■ Source information:
-- Opening Marker --
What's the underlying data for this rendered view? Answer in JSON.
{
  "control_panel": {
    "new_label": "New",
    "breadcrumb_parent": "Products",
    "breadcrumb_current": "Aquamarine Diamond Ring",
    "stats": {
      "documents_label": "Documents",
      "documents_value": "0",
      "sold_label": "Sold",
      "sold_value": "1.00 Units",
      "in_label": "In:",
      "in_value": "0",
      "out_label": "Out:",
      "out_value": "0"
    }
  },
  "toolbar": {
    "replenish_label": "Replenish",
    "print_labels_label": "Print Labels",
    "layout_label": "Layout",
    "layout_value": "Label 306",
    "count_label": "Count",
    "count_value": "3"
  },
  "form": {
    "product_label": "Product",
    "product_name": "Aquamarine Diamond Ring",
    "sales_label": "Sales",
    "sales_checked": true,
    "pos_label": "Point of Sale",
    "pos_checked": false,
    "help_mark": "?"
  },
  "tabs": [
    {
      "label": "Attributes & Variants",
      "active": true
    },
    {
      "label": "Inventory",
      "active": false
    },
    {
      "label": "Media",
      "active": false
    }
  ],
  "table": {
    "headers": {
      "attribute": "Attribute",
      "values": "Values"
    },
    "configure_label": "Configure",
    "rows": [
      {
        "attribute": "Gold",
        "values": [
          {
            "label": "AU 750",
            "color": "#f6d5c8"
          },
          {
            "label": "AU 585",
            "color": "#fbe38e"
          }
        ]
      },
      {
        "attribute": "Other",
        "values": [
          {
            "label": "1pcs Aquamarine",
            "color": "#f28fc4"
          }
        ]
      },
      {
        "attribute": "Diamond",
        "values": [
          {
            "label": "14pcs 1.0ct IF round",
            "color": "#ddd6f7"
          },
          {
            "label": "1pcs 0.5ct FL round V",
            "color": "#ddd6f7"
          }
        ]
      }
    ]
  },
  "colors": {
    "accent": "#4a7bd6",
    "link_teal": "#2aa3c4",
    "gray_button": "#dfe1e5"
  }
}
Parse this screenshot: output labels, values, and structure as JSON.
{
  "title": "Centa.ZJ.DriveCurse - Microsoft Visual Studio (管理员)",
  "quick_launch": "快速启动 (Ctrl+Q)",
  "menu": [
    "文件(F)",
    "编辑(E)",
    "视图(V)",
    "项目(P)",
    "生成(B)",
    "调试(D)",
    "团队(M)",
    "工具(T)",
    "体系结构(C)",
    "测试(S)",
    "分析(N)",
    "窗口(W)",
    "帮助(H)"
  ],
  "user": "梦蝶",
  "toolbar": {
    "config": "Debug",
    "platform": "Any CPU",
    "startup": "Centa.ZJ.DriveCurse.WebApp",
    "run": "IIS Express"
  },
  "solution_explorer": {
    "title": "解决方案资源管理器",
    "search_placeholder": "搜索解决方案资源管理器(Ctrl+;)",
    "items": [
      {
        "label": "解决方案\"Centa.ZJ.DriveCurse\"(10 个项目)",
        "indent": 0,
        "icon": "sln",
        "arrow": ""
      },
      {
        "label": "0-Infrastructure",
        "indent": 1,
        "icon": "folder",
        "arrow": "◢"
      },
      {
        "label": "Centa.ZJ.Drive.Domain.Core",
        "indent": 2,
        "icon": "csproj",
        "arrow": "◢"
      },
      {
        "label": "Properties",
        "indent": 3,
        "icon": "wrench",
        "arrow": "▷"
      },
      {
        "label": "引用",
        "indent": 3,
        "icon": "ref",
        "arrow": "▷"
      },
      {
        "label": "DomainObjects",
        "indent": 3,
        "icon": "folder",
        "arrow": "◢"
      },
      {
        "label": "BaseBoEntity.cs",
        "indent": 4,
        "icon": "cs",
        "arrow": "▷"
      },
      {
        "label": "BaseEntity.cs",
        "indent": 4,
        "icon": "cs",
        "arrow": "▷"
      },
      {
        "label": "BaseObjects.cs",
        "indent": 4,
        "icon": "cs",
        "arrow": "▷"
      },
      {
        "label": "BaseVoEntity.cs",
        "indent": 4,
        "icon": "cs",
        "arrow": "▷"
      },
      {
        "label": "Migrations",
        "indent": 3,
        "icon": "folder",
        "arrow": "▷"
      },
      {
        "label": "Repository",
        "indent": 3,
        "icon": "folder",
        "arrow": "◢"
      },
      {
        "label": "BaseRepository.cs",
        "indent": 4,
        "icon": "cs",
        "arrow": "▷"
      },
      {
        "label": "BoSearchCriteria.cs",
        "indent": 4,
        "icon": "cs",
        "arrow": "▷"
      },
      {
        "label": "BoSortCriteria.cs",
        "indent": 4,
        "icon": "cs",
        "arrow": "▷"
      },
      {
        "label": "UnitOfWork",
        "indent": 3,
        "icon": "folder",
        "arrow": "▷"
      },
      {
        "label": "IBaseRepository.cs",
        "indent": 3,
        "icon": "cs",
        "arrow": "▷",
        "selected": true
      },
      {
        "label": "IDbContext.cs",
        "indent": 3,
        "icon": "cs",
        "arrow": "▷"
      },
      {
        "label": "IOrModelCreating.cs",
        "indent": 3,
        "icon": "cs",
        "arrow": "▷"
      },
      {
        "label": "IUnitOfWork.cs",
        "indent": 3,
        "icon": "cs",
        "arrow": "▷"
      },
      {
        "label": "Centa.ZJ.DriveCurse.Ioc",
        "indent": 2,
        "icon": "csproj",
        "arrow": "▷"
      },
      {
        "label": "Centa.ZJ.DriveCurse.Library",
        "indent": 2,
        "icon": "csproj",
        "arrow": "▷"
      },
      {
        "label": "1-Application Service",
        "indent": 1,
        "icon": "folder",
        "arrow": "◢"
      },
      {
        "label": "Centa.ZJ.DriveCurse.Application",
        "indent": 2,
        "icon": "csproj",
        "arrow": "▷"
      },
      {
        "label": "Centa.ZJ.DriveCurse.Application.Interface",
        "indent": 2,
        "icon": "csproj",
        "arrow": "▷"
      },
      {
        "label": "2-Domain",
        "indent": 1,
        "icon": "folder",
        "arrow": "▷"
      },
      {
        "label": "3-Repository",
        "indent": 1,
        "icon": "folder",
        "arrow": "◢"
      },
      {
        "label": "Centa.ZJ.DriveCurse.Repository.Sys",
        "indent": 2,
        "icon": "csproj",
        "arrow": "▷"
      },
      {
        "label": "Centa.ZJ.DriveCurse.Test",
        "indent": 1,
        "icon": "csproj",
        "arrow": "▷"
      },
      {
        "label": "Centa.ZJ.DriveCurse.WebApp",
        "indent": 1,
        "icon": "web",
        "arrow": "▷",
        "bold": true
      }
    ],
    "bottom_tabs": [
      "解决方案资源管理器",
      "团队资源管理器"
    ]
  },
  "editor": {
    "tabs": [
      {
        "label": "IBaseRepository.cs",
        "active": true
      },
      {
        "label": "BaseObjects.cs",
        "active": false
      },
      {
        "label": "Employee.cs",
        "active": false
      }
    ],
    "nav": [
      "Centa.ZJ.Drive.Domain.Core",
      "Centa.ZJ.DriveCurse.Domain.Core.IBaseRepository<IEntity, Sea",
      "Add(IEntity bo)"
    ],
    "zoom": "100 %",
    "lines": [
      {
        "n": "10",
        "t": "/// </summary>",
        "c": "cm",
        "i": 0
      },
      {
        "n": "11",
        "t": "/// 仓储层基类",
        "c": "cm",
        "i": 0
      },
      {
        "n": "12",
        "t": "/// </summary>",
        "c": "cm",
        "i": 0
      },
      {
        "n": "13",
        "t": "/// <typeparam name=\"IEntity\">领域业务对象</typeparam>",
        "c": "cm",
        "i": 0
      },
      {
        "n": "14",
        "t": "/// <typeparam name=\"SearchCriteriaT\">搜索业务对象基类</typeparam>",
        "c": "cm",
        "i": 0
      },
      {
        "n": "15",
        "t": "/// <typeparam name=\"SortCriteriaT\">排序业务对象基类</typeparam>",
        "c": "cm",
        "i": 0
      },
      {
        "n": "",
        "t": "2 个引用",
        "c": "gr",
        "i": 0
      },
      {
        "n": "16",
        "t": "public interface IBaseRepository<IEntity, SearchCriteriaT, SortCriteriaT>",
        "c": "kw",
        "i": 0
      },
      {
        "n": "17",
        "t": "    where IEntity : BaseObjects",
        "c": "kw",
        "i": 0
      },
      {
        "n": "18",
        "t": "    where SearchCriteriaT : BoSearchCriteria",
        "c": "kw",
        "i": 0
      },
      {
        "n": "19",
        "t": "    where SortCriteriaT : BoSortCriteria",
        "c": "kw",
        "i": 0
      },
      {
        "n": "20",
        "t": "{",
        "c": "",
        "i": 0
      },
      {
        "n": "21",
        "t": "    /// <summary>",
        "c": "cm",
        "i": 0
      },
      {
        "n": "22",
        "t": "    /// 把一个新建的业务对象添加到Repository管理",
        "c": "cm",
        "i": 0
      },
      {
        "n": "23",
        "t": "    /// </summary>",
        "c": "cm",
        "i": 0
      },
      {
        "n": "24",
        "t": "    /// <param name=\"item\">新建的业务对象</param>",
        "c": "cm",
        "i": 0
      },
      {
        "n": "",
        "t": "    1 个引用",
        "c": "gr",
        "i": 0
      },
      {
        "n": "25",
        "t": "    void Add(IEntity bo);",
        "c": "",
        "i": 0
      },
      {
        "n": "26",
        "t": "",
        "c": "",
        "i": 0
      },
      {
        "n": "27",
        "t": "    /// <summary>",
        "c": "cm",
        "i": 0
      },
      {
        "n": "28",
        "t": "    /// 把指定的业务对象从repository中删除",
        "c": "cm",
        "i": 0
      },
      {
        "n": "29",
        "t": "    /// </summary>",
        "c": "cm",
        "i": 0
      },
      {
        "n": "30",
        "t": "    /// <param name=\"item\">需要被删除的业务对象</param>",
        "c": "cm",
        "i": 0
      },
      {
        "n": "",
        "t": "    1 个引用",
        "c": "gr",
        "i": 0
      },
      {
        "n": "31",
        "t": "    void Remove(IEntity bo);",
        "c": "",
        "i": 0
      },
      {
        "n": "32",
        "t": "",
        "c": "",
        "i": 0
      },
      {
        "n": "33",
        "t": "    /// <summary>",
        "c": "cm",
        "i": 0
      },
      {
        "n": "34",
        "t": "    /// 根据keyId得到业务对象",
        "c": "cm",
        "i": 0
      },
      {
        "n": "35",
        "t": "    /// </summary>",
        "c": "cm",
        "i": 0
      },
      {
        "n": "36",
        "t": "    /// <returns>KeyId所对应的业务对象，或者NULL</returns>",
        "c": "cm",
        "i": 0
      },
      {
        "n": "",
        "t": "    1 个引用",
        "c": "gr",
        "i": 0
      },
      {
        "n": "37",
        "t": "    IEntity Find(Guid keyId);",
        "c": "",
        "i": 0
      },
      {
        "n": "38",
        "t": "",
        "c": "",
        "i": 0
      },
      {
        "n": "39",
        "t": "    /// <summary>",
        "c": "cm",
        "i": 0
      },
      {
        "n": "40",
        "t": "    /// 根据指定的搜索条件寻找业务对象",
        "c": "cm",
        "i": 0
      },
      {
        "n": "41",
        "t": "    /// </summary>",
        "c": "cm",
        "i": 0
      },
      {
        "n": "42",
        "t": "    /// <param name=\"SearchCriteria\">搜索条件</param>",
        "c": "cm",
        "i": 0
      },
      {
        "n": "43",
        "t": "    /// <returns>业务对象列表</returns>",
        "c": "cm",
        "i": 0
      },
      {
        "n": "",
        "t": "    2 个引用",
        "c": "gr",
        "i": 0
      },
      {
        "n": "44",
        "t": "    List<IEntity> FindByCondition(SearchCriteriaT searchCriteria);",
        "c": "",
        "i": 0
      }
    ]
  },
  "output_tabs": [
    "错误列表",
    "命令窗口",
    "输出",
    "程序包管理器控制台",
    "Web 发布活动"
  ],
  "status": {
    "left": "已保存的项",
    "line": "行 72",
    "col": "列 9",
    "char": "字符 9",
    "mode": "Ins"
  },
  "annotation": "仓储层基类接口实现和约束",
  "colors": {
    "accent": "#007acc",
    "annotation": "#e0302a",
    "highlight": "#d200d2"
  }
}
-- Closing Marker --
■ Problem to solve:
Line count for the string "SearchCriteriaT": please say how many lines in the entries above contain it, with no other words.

■ Output below:
4